The bnlearn package helps you learn Bayesian networks from data. It has handy functions for plotting performance of Bayesian network structure learning.

Below I demonstrate some network learnings performance visualizations on the ALARM network, a commonly used benchmark:


alarm.model.string <- paste("[HIST|LVF][CVP|LVV][PCWP|LVV][HYP][LVV|HYP:LVF]",
  "[CCHL|ACO2:ANES:SAO2:TPR][HR|CCHL][CO|HR:STKV][BP|CO:TPR]", sep = "") <- alarm %>%
  names %>%
  empty.graph %>%
  `modelstring<-`(value = alarm.model.string)
graphviz.plot(, main = "ALARM Network")

plot of chunk alarm

Using model averaging and the strength.plot function, I can get a visualization of the proportion of times each arc in the true network appeared in the model averaging bootstrap simulation. This is shown as edge thickness.

model.averaging <- boot.strength(data = alarm, 
                                 R = 50, m = 100,
                                 algorithm = "hc", 
                                 algorithm.args = list(score = "bde", iss = 10))
strength.plot(, model.averaging)

plot of chunk stength-plot1

This reflects how well the network inference learned the true arcs – the thicker the arc, the more evidence the learning algorithm found in the data.

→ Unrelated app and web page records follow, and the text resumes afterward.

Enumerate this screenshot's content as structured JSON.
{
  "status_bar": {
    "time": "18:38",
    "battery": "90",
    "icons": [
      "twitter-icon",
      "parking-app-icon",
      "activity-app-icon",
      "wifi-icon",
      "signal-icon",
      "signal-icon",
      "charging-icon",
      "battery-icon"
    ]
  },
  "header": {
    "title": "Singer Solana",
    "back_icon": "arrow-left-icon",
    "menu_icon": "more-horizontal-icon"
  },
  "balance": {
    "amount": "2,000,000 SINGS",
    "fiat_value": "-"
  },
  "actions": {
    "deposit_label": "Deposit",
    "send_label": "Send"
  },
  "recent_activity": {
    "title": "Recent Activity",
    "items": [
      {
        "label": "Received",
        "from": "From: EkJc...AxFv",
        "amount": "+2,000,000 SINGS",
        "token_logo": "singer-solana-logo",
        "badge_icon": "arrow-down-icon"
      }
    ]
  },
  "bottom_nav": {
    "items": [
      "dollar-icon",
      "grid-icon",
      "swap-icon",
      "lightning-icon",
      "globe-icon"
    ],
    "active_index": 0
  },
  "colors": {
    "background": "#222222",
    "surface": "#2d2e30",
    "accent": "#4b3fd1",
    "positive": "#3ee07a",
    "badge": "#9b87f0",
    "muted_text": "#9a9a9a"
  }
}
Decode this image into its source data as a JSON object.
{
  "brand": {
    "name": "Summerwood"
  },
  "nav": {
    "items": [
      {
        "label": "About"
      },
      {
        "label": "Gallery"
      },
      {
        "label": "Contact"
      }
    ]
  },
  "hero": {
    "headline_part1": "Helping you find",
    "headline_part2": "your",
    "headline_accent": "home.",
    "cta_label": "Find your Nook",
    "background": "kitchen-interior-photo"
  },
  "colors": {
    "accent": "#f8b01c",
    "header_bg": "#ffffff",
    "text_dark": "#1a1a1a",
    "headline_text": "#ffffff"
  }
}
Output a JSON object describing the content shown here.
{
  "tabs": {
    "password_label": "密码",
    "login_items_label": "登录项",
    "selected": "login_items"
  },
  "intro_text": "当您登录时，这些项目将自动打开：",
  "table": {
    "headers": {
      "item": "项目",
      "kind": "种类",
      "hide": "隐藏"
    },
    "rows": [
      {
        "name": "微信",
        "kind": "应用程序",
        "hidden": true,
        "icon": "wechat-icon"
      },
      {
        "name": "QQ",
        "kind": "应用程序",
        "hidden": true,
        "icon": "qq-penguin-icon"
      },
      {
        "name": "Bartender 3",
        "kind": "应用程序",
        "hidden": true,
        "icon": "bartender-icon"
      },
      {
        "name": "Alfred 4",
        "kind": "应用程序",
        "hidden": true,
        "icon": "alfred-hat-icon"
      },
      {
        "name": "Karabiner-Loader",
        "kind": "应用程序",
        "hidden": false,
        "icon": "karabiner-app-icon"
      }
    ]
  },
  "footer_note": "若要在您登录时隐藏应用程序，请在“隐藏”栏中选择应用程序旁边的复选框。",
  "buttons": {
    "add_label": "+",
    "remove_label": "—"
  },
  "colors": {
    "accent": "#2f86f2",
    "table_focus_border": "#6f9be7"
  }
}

Similarly, I get a consensus network - a learned network created from the results of the model averaging, and visualize the evidence for each arc in the consensus network. The function provides a consensus network from the averaging results, the threshold value is a cutoff – the arc must have appeared more than this percentage of times in the averaging samples. I set it very low so we can get lots of weak edges in the visualization. <-, threshold = .01)
strength.plot(, model.averaging)

plot of chunk strength-plot2

Since the cutoff is so low, the network is thick with weak-evidence arcs.

ROC Curves

ROC curves are a classic visualization of learning performance. However, they are tricky in this case because they require a false positive rate. False positives are easy to get with the compare function:


## $tp
## [1] 22
## $fp
## [1] 390
## $fn
## [1] 24

However, the false positive rate is (FP / N), where N here is defined as “wrong arcs”, i.e. all the arcs that are not in the ALARM network. That means counting all the possible directed edges in graph. Since it is a directed acyclic graph, the presence of an edge depends on the presence of others, so this is a non-trivial problem.

An alternative is to convert the graph to a moral graph, where undirected edges represent conditional dependencies.


plot of chunk moral-plot

In this case, N is just the number of conditional independencies, which we can count – it is just the number of possible undirected edges ( n(n-1)/ 2, n = # nodes) minus the number of undirected edges in moral( The compare function still works with moral graphs.

compare(moral(, moral(

## $tp
## [1] 65
## $fp
## [1] 573
## $fn
## [1] 0

So we can get an ROC curve that reflects how well we recover not arcs, but the conditional dependences that the arcs determine.

I wrote a function that gives me true positive rate and false positive rate, and plotted an ROC curve. The main argument is the cutoff, which is passed as the threshold value in With different values of cutoff, I get different pairs of rates, giving me values to plot for the ROC curve.

getROCStats <- function(cutoff, true, model.averaging){ <-, threshold = cutoff) %>%
  pos <- narcs(moral(
  neg <- nnodes( %>%
    {.*(. - 1) / 2 - pos}
  compare(moral(, moral( %>%
    unlist %>%
    {c(.["tp"] / pos, .["fp"]/ neg)} %>%
    `names<-`(c("tpr", "fpr"))
adply(seq(.05, 1, by = .05), 1, getROCStats, true =, model.averaging = model.averaging) %>%
  select(fpr, tpr) %>%
  plot(main = "Recovery of Conditional Dependencies", type = "l")

plot of chunk bnroc